Report on Santa Maria (Guatemala) — 13 April-19 April 2016
Smithsonian / US Geological Survey Weekly Volcanic Activity Report, 13 April-19 April 2016
Managing Editor: Sally Kuhn Sennert
Please cite this report as:
Global Volcanism Program, 2016. Report on Santa Maria (Guatemala). In: Sennert, S K (ed.), Weekly Volcanic Activity Report, 13 April-19 April 2016. Smithsonian Institution and US Geological Survey.
14.756°N, 91.552°W; summit elev. 3772 m
All times are local (unless otherwise noted)
In a special report from 15 April INSIVUMEH stated that activity at Caliente cone, part of Santa María's Santiaguito lava-dome complex, continued at a high level. A loud explosion at 0825 on 15 April was followed by a pyroclastic flow that descended the SE and W flanks of Caliente cone. Collapses of the E and W edges of the crater generated a mushroom-shaped ash cloud that rose 4 km and then drifted 25 km W and SW. Ash fell in areas downwind including Monte Bello, Loma Linda, Las Marías, San Marcos (10 km SW), and Palajunoj (18 km SSW). Cloud cover obscured views during 16-18 April, though during 17-18 April an ash plume from an explosion rose 700 m and drifted SW, causing ashfall in San Marcos Palajunoj. An explosion at 0800 on 19 April generated pyroclastic flows down the SE and W flanks of Caliente cone. Collapses of the E and W edges of the crater generated a mushroom-shaped ash cloud that rose 4.5 km and then drifted 25 km W and SW. Abundant ash fell in the same areas that were affected by the 15-April explosion.

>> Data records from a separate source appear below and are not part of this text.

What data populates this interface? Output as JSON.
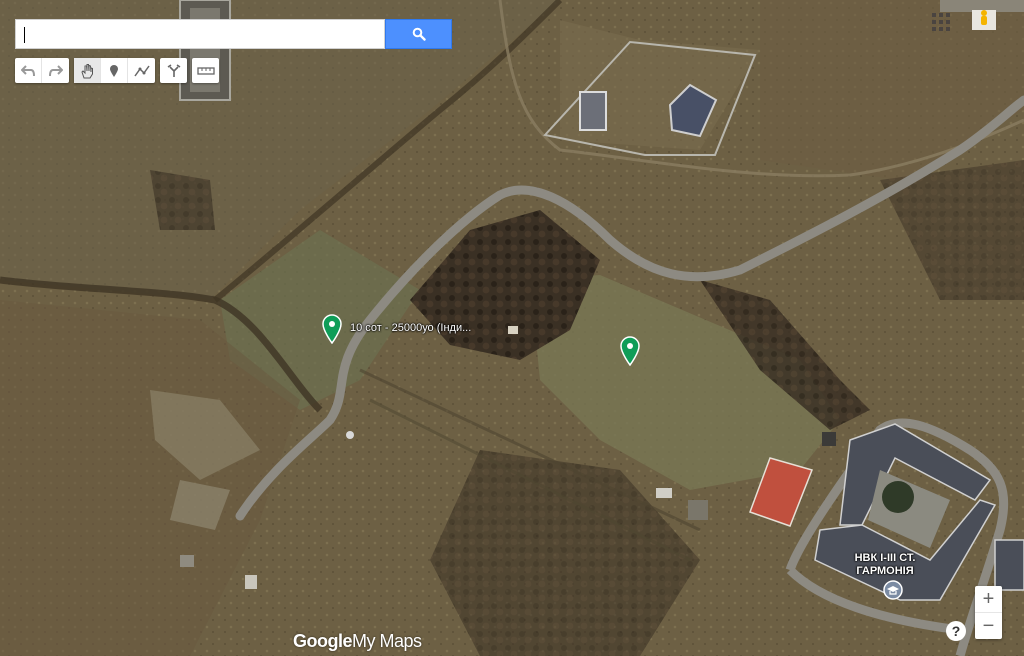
{
  "search": {
    "value": "",
    "placeholder": ""
  },
  "toolbar": {
    "undo": "undo-icon",
    "redo": "redo-icon",
    "pan": "hand-icon",
    "marker": "marker-icon",
    "line": "line-icon",
    "directions": "directions-icon",
    "measure": "ruler-icon"
  },
  "markers": [
    {
      "label": "10 сот - 25000уо (Інди...",
      "color": "#0f9d58"
    },
    {
      "label": "",
      "color": "#0f9d58"
    }
  ],
  "poi": {
    "line1": "НВК І-ІІІ СТ.",
    "line2": "ГАРМОНІЯ"
  },
  "logo": {
    "google": "Google",
    "mymaps": "My Maps"
  },
  "zoom": {
    "in": "+",
    "out": "−"
  },
  "help": "?"
}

Geologic Background. Symmetrical, forest-covered Santa María volcano is one of the most prominent of a chain of large stratovolcanoes that rises dramatically above the Pacific coastal plain of Guatemala. The 3772-m-high stratovolcano has a sharp-topped, conical profile that is cut on the SW flank by a large, 1.5-km-wide crater. The oval-shaped crater extends from just below the summit to the lower flank and was formed during a catastrophic eruption in 1902. The renowned plinian eruption of 1902 that devastated much of SW Guatemala followed a long repose period after construction of the large basaltic-andesite stratovolcano. The massive dacitic Santiaguito lava-dome complex has been growing at the base of the 1902 crater since 1922. Compound dome growth at Santiaguito has occurred episodically from four westward-younging vents, the most recent of which is Caliente. Dome growth has been accompanied by almost continuous minor explosions, with periodic lava extrusion, larger explosions, pyroclastic flows, and lahars.